“I’ve been doing this work since 1979 and I can’t think of another case where someone has gotten a disciplinary report for something so obviously political as this,” said Alan Mills, who is Neiweem’s lawyer and a professor at Northwestern University.

Neiweem also had documents in his cell from the Anarchist Black Cross, which the Illinois Department of Correction says is “a political organization and openly supports those who have committed illegal activity in furtherance of revolutionary aims.” That’s a menacing way of saying that the group writes letters to prisoners and solicits donations so they can buy food from the prison commissary. (more…)

Under Fire, the Federal Bureau of Prisons Audits Its Use of Solitary Confinement—and Buys a New Supermax Prison

Solitary confinement cells at ADX Florence, the federal supermax in Colorado.

Solitary confinement cells at ADX Florence, the federal supermax in Colorado.

From Solitary Watch

Amidst growing criticism of its abundant use solitary confinement, the federal Bureau of Prisons has quietly set in motion an “internal audit” to review its “restricted housing operations.” The audit, which has been contracted out to a Washington think tank and will be conducted largely by former corrections officials, seems unlikely to bring any dramatic change to the lives of the more than 12,000 people being held in isolation in the federal prison system. Meanwhile, the federal government has completed purchase of a prison meant to house still more isolation cells.
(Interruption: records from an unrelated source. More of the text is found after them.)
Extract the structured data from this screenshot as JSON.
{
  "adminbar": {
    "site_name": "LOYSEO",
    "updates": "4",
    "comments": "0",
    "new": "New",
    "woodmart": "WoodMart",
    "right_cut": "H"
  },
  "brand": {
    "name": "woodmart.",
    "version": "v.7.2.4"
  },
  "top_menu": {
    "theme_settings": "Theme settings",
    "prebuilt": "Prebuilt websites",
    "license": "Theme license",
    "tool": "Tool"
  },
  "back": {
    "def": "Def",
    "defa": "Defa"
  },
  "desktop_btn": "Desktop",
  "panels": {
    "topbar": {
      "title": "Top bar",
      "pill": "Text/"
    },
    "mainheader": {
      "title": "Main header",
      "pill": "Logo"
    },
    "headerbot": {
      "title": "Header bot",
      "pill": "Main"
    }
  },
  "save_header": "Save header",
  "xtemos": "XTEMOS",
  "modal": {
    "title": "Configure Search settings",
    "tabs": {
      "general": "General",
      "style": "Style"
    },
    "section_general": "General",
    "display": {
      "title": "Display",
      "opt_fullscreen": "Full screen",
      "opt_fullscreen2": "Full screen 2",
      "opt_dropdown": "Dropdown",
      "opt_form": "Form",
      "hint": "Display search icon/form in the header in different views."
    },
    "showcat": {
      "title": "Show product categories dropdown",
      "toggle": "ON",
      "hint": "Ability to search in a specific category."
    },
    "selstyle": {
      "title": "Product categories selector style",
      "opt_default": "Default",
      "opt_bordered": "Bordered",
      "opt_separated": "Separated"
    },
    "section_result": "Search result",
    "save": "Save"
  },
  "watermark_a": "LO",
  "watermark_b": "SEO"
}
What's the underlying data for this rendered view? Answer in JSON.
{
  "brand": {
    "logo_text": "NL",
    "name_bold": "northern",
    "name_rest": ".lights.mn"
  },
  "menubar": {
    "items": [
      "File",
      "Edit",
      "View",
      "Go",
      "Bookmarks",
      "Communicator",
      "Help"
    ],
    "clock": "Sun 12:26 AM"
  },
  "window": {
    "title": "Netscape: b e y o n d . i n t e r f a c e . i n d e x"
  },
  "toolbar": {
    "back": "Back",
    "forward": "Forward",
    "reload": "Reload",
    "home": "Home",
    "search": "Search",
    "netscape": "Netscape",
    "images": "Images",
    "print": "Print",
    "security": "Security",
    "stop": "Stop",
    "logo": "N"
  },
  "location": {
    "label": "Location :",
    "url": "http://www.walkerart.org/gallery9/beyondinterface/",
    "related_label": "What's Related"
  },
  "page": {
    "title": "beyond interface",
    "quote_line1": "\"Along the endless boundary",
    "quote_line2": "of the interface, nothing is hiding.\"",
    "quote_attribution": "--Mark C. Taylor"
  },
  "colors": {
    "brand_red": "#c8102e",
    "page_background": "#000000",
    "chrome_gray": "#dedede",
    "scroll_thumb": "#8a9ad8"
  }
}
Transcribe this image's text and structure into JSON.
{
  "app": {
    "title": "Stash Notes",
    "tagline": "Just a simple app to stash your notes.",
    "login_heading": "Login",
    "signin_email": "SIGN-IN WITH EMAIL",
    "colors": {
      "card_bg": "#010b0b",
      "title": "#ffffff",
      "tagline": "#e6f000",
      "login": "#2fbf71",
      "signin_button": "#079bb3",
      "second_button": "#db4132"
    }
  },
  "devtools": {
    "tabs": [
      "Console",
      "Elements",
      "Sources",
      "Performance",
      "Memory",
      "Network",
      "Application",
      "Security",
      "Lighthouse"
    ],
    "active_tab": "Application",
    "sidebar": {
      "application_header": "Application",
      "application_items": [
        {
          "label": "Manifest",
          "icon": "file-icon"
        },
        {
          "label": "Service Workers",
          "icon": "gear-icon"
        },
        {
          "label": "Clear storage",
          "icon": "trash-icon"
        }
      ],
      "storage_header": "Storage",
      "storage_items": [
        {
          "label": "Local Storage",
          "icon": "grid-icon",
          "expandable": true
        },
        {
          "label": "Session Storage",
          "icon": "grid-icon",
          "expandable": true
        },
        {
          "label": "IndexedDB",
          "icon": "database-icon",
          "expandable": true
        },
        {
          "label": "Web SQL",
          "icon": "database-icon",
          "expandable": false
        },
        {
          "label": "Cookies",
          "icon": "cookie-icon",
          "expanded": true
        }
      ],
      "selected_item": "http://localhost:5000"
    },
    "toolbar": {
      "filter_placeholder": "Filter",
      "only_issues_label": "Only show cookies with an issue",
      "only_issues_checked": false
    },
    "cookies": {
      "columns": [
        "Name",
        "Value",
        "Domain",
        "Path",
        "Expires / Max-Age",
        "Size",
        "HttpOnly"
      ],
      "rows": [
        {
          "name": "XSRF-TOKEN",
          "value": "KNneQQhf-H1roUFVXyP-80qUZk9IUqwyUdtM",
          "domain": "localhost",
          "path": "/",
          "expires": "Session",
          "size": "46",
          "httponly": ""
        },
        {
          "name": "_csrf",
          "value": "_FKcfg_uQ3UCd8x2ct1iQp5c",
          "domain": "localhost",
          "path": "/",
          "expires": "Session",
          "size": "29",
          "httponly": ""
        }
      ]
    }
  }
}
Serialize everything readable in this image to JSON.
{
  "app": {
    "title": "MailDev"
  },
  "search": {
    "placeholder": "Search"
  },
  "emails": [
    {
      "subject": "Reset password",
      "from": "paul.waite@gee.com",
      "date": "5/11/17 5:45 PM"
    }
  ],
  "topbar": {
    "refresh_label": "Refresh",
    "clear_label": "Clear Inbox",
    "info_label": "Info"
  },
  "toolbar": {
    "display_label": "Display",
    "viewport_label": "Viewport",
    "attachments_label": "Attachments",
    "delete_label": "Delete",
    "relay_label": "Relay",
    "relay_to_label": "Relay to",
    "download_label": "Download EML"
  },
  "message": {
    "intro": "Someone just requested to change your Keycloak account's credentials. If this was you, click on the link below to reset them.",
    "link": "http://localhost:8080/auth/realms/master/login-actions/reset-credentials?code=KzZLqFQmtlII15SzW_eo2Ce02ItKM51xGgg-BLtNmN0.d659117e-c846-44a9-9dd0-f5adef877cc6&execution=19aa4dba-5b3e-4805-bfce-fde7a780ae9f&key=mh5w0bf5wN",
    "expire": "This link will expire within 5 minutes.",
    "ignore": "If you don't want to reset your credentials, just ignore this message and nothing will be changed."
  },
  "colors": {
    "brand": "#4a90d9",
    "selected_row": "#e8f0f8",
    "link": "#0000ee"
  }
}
The audit fulfils a pledge made by BOP director Charles Samuels last year, following Congress’s first and so far only hearing into solitary confinement. At that hearing, convened by a Senate Judiciary subcommittee chaired by Illinois Senator Dick Durbin, Samuels acknowledged under questioning that he didn’t know how many people with mental illness were in isolation in federal prisons, and was short on details about the BOP’s use of solitary confinement.

Since that time, controversy surrounding the BOP’s use of solitary has only grown. Current lawsuits are challenging the treatment of individuals with mental illness at ADX Florence, the notorious federal supermax prison in Colorado. Increased media coverage of ADX has uncovered horror stories of psychotic prisoners who gouge holes in their own flesh or eat their own feces, along with at least one suicide. (more…)